Fig: Energy Breakdown in Indian Hospitals
HVAC and lighting applications, in general, constitute about 75% of the electricity consumption in a hospital. Their technical systems must be designed and adjusted to meet the requirements of a controlled indoor environment.
Improving energy efficiency with cost-effective strategies.
An economic savings potential of a healthcare facility is between 10 and 20% of current energy use with best practices. Any energy efficiency opportunities for a healthcare organizer would, thus, be able to find energy savings with the following possible solutions:
- Implement on-site power generation, such as externally mounted solar panels or wind turbine
- Swap out older hospital equipment for energy-efficient models.
- Installing combined heat and power (CHP) systems.
- Reducing the use of HVAC systems with occupancy-based interoperation to set back cooling when not required.
- Balancing air and water systems of HVAC that are out of balance and repairing the variable-air-volume boxes that are not working properly to reduce excessive air-change rates
- Replacing lighting with LED or other energy-saving light bulbs. A smart lighting system can reduce hours of lighting operation and intensity with 24 to 38% energy savings.
- Installation of occupancy-driven wireless thermostats which would aid in saving 5-10% of the costs incurred
- Advanced rooftop unit (RTU) controls for cutting the HVAC energy use by 20-40%.
- For retrofitting of the building, the existing windows can be fitted with CO2 demand-controlled ventilation (DCV) sensors. This technology coupled with room occupancy sensors would be able to adjust the ventilation accordingly.
- Continuous monitoring of the hospital building’s energy system can lead to 10 to 15% in their annual energy bills.
Discovering new build opportunities with the Green Hospital:
With all the challenges that come with retrofitting a hospital, the best time to upgrade a building’s energy efficiency is during its construction. In recent years, there has been an emerging subset of green design that has been revolutionizing hospital design with sustainable technologies, energy-saving systems, and recyclable or renewable resources and materials. Green hospital buildings usually cost the same amount to build but can save a great deal on energy costs long-term with:
- Natural Light hubs and interior courtyards bring natural light throughout the building.
- Energy Star reflective roof, with a high R-value (R-30). A reflective roof or insulation in the roof and exterior walls minimizes heat gain in the building and the accompanying energy usage. It is recommended to use minimum R-30 roof insulation for minimizing the annual heating and cooling cost

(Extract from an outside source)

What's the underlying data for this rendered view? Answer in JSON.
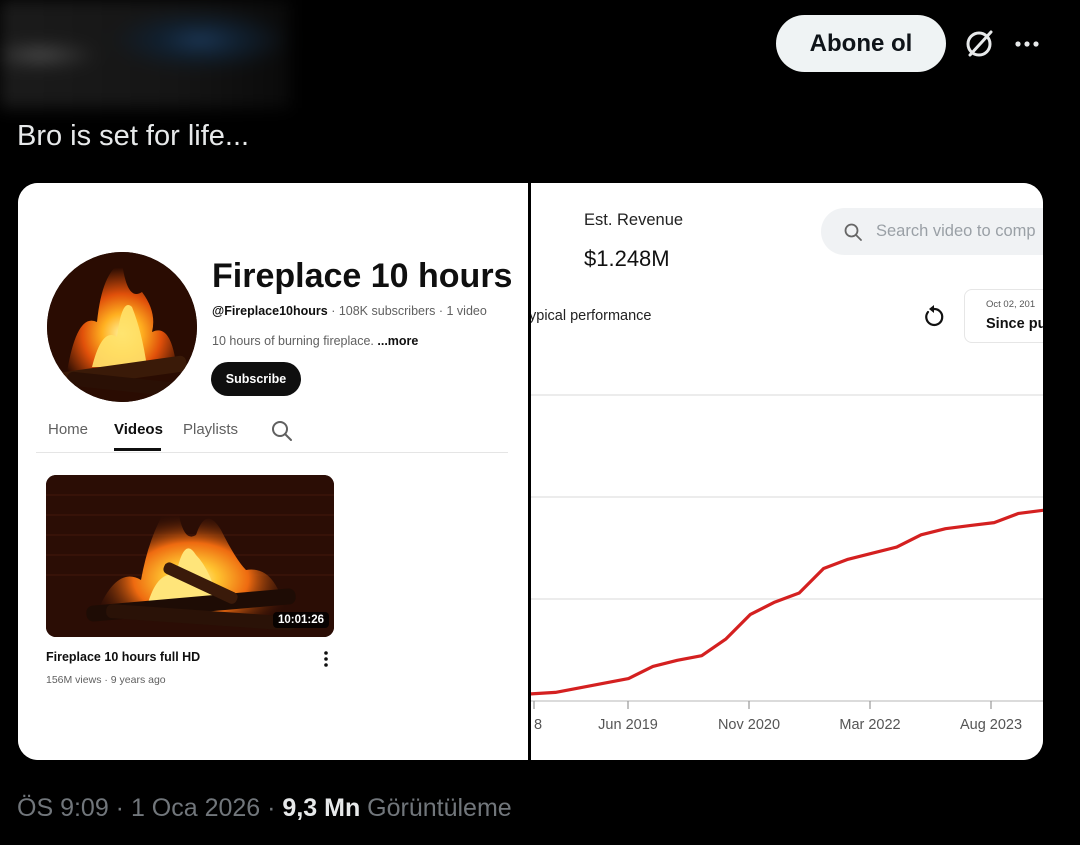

- Green roofs have the ability to reduce the urban heat island effect, improve stormwater mitigation and absorb pollutants through air filtration. This results in lower maintenance costs and higher energy savings than a traditional roof.
- Energy-efficient glazing: Low E (emittance) glass containing an invisible metal coating sandwiched between the layers of glazing and, thereby, causing the glass to be reflective. This keeps the building warmer in the winter and cooler in the summer.
Despite the challenges, today’s health care institutions are finding new ways to incorporate green design strategies into new construction so as to speed up the healing of their patient and the planet. Small steps like an energy audit or moving to a greener cleaning protocol would break down such obstacles for greater innovations. This would require high-cost energy categories to be monitored with an integrated Hospital Safety Management program to identify the areas of potential savings. The resulting energy-saving measures would eventually allow us to consider the entire life cycle cost of improvements rather than seeking the lowest initial cost in the safety of the healthcare facility.
Enroll with Certification in Hospital Safety Management for further information.